▸ TASK DATA:
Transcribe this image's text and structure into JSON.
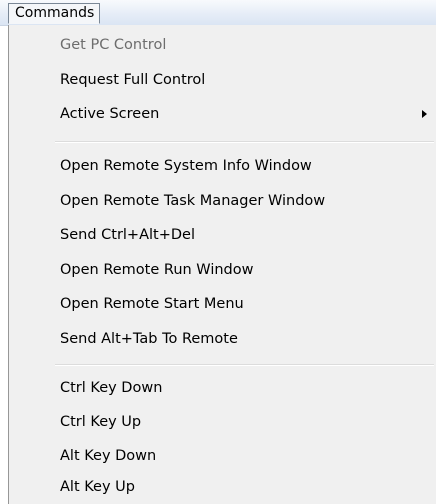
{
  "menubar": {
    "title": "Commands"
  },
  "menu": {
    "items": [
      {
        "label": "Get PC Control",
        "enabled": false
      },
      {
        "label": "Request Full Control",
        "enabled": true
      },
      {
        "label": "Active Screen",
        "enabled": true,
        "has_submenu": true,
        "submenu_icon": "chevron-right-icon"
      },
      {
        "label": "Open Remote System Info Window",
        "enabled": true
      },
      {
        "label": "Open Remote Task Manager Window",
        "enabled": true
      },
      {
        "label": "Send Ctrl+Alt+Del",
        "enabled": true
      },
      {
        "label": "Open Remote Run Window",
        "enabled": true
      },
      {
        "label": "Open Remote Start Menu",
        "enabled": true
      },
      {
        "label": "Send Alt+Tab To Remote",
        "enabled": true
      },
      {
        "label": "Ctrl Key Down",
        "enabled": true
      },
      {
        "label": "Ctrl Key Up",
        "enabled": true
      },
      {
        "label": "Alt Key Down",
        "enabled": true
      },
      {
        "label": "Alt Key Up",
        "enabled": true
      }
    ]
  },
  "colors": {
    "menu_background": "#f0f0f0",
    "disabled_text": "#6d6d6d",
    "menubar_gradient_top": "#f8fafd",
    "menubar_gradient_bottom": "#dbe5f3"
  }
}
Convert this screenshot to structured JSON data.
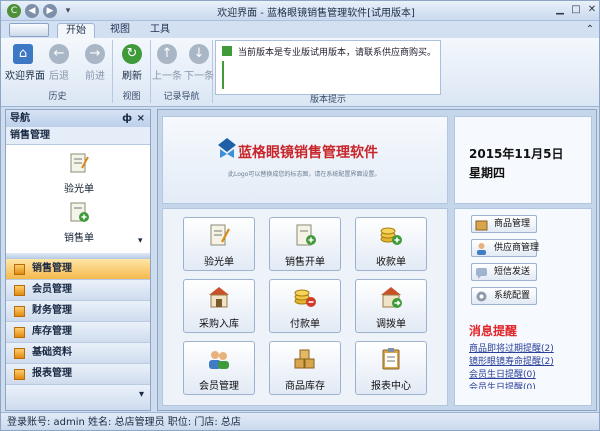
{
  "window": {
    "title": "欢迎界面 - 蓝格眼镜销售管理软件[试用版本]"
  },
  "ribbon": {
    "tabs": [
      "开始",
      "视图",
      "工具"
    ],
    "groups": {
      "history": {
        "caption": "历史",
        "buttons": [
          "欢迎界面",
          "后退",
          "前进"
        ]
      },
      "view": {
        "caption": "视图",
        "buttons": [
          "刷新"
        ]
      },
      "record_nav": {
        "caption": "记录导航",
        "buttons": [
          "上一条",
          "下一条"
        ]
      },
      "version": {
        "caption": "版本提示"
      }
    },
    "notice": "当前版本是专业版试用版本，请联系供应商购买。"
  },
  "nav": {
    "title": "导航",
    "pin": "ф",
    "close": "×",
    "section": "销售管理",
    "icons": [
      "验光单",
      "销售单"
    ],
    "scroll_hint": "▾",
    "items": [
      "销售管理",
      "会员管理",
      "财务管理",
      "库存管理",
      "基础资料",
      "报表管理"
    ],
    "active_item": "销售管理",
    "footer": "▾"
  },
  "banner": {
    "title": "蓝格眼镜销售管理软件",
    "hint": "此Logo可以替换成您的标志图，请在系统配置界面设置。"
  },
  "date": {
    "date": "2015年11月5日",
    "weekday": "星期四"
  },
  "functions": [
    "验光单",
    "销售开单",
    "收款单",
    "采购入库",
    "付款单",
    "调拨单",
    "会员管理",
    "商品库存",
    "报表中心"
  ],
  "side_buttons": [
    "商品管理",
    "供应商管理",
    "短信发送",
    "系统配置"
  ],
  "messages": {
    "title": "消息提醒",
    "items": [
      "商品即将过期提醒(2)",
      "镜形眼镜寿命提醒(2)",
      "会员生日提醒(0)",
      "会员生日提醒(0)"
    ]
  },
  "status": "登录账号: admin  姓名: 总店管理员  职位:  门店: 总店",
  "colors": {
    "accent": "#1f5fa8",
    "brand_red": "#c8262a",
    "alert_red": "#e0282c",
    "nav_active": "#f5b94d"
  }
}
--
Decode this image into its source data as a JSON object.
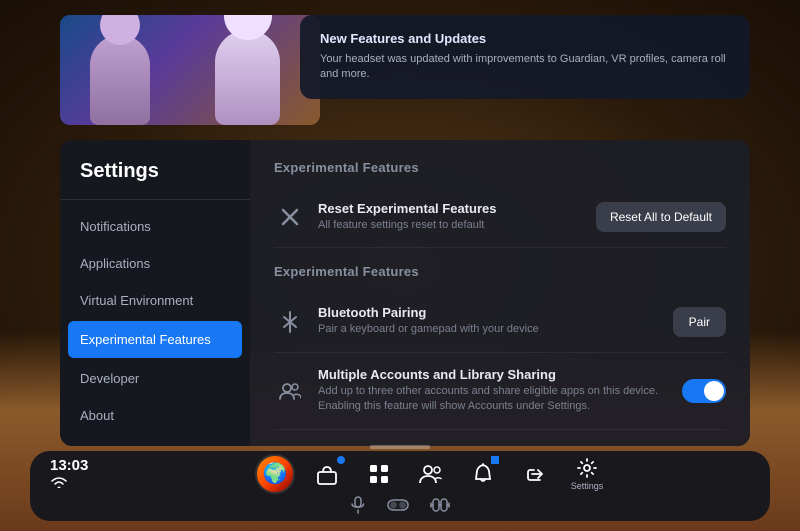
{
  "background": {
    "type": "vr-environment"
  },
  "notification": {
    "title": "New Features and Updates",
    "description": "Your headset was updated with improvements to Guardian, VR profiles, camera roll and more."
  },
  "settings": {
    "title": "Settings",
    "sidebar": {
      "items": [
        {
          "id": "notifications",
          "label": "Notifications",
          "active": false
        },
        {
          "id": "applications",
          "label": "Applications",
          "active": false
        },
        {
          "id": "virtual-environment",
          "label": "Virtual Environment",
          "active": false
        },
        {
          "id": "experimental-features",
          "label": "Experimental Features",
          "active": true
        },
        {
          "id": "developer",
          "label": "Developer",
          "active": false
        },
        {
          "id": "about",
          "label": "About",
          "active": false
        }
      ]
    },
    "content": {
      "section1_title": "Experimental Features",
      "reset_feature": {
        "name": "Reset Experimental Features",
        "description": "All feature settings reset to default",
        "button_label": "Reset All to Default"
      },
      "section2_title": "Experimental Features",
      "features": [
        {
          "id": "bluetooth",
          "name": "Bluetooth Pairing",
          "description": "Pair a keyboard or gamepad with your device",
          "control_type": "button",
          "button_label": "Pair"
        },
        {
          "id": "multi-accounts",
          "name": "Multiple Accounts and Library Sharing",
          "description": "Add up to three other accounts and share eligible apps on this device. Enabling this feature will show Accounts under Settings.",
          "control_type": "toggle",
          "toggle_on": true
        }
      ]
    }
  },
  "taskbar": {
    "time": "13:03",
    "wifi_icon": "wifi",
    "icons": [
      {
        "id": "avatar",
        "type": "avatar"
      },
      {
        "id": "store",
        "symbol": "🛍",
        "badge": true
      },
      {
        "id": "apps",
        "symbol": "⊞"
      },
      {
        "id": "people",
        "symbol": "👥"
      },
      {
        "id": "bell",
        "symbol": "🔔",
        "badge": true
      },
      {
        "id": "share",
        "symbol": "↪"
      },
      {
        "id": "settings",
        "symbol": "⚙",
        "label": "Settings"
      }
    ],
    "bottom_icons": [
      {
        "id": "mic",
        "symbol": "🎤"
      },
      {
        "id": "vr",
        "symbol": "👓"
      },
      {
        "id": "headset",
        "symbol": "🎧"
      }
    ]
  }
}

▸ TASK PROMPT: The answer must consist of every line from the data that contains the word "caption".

▸ THE ANSWER:
        "caption": "历史",
        "caption": "视图",
        "caption": "记录导航",
        "caption": "版本提示"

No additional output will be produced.